certain "affection" for the objects and people which surround him. These
Wyeth records with remarkable likeness, poetic charm, and a "powerful
silence". These statements can be applied to both people and still life. I
agree with David McCord in his statement in Andrew Wyeth, page 24, "to
that powerful silence one must add enormous stillness."
All of Wyeth's works emit that special poetic charm, but it is best
illustrated in his use of water versus the landscape. In River Cove the water
sits so still and calm it appears to be dead. The only life visible on the land is
a few clam and mussel shells along with the tracks left behind by some local
bird. The only fauna that can be seen is reflection of evergreens in the water.
This painting is hauntingly still with a profound simplicity.
There are no
people visible, and no evidence of people inhabiting the area. In this sense
the viewer has a "birds eye view" of an untouched, natural paradise.
The "powerful silence" and "enormous silence" described by David
McCord in the opening paragraph is most apparent in Wyeth's distinguished
piece appropriately named after its subject entitled Christina's World.
In Christina's World Wyeth depicts his young neighbor struggling to
reach a farm house, perhaps her home, in the distance. The strongest
emotion which radiates from this painting is silence. There are no other
figured in the portrait as the crippled girl looks longingly to the farm. A
slight breeze is detectable as strands of Christina's hair float as wisps. The
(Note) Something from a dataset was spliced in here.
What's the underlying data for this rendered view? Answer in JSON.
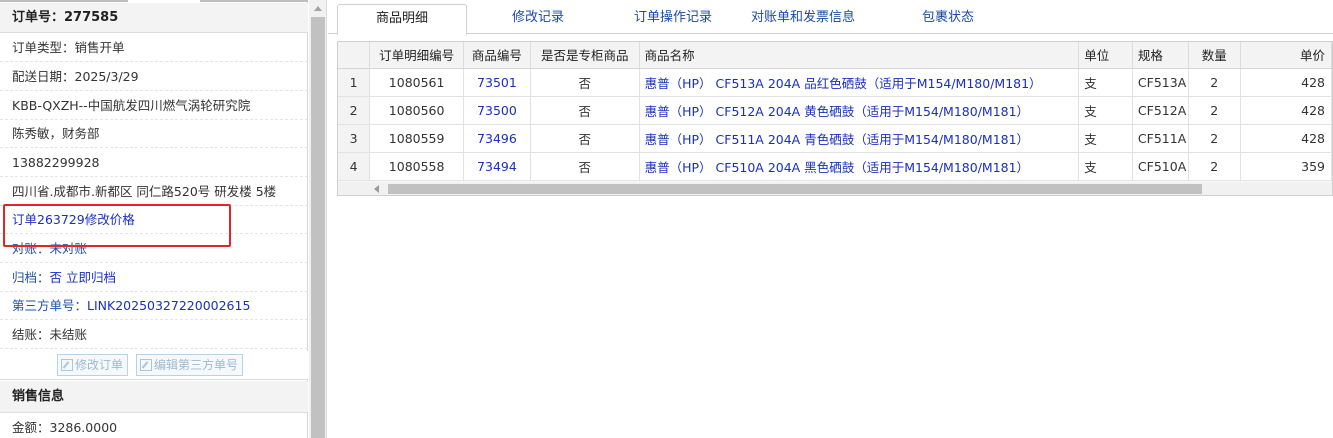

sea-shell pink dress gives the subject a sense of maturity and girl-hood at the
same time. Her back is turned towards the viewer so any emotion Christina